Data in this exercise START

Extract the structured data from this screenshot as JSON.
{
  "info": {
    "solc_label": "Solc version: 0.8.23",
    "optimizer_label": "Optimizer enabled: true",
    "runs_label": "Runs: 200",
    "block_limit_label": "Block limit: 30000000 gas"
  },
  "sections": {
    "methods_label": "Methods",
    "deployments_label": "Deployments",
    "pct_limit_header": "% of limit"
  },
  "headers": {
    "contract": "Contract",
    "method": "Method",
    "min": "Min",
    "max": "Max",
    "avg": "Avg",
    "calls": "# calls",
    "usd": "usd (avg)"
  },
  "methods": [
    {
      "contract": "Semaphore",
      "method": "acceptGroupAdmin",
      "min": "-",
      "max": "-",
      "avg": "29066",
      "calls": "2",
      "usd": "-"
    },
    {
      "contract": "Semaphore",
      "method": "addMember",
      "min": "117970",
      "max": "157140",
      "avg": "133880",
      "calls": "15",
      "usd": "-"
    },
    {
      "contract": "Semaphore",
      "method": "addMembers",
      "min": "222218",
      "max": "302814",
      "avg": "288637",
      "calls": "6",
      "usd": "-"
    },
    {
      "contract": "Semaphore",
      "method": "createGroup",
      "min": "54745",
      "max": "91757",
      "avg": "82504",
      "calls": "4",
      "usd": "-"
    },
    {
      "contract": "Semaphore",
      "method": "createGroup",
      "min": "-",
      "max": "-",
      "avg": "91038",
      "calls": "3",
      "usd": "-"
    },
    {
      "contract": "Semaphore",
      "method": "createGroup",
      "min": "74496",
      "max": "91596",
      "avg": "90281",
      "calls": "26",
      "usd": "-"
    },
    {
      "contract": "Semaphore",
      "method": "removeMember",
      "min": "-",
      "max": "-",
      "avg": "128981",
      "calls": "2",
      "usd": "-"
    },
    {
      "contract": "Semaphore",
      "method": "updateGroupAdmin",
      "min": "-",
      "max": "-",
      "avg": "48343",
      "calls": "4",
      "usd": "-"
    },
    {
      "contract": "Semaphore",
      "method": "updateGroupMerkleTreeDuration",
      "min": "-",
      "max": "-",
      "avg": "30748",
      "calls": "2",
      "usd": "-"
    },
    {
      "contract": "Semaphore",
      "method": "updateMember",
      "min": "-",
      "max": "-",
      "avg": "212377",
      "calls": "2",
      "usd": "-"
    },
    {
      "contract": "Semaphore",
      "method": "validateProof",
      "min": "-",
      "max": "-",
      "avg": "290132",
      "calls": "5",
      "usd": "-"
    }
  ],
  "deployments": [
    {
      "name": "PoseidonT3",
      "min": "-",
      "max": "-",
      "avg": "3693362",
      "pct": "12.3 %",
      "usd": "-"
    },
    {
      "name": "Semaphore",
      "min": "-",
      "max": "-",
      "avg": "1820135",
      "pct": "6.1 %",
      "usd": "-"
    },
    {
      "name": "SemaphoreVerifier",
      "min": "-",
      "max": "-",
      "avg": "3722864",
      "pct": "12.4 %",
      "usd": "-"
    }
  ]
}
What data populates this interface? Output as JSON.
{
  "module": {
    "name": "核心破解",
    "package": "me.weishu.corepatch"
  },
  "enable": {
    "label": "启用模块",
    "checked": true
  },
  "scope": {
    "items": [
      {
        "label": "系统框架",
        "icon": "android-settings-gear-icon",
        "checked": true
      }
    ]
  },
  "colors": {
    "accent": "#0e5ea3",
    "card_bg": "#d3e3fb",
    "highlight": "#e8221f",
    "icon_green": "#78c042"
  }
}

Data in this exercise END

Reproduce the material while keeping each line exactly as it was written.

Extract the structured data from this screenshot as JSON.
{
  "info": {
    "solc_label": "Solc version: 0.8.23",
    "optimizer_label": "Optimizer enabled: true",
    "runs_label": "Runs: 200",
    "block_limit_label": "Block limit: 30000000 gas"
  },
  "sections": {
    "methods_label": "Methods",
    "deployments_label": "Deployments",
    "pct_limit_header": "% of limit"
  },
  "headers": {
    "contract": "Contract",
    "method": "Method",
    "min": "Min",
    "max": "Max",
    "avg": "Avg",
    "calls": "# calls",
    "usd": "usd (avg)"
  },
  "methods": [
    {
      "contract": "Semaphore",
      "method": "acceptGroupAdmin",
      "min": "-",
      "max": "-",
      "avg": "29066",
      "calls": "2",
      "usd": "-"
    },
    {
      "contract": "Semaphore",
      "method": "addMember",
      "min": "117970",
      "max": "157140",
      "avg": "133880",
      "calls": "15",
      "usd": "-"
    },
    {
      "contract": "Semaphore",
      "method": "addMembers",
      "min": "222218",
      "max": "302814",
      "avg": "288637",
      "calls": "6",
      "usd": "-"
    },
    {
      "contract": "Semaphore",
      "method": "createGroup",
      "min": "54745",
      "max": "91757",
      "avg": "82504",
      "calls": "4",
      "usd": "-"
    },
    {
      "contract": "Semaphore",
      "method": "createGroup",
      "min": "-",
      "max": "-",
      "avg": "91038",
      "calls": "3",
      "usd": "-"
    },
    {
      "contract": "Semaphore",
      "method": "createGroup",
      "min": "74496",
      "max": "91596",
      "avg": "90281",
      "calls": "26",
      "usd": "-"
    },
    {
      "contract": "Semaphore",
      "method": "removeMember",
      "min": "-",
      "max": "-",
      "avg": "128981",
      "calls": "2",
      "usd": "-"
    },
    {
      "contract": "Semaphore",
      "method": "updateGroupAdmin",
      "min": "-",
      "max": "-",
      "avg": "48343",
      "calls": "4",
      "usd": "-"
    },
    {
      "contract": "Semaphore",
      "method": "updateGroupMerkleTreeDuration",
      "min": "-",
      "max": "-",
      "avg": "30748",
      "calls": "2",
      "usd": "-"
    },
    {
      "contract": "Semaphore",
      "method": "updateMember",
      "min": "-",
      "max": "-",
      "avg": "212377",
      "calls": "2",
      "usd": "-"
    },
    {
      "contract": "Semaphore",
      "method": "validateProof",
      "min": "-",
      "max": "-",
      "avg": "290132",
      "calls": "5",
      "usd": "-"
    }
  ],
  "deployments": [
    {
      "name": "PoseidonT3",
      "min": "-",
      "max": "-",
      "avg": "3693362",
      "pct": "12.3 %",
      "usd": "-"
    },
    {
      "name": "Semaphore",
      "min": "-",
      "max": "-",
      "avg": "1820135",
      "pct": "6.1 %",
      "usd": "-"
    },
    {
      "name": "SemaphoreVerifier",
      "min": "-",
      "max": "-",
      "avg": "3722864",
      "pct": "12.4 %",
      "usd": "-"
    }
  ]
}
What data populates this interface? Output as JSON.
{
  "module": {
    "name": "核心破解",
    "package": "me.weishu.corepatch"
  },
  "enable": {
    "label": "启用模块",
    "checked": true
  },
  "scope": {
    "items": [
      {
        "label": "系统框架",
        "icon": "android-settings-gear-icon",
        "checked": true
      }
    ]
  },
  "colors": {
    "accent": "#0e5ea3",
    "card_bg": "#d3e3fb",
    "highlight": "#e8221f",
    "icon_green": "#78c042"
  }
}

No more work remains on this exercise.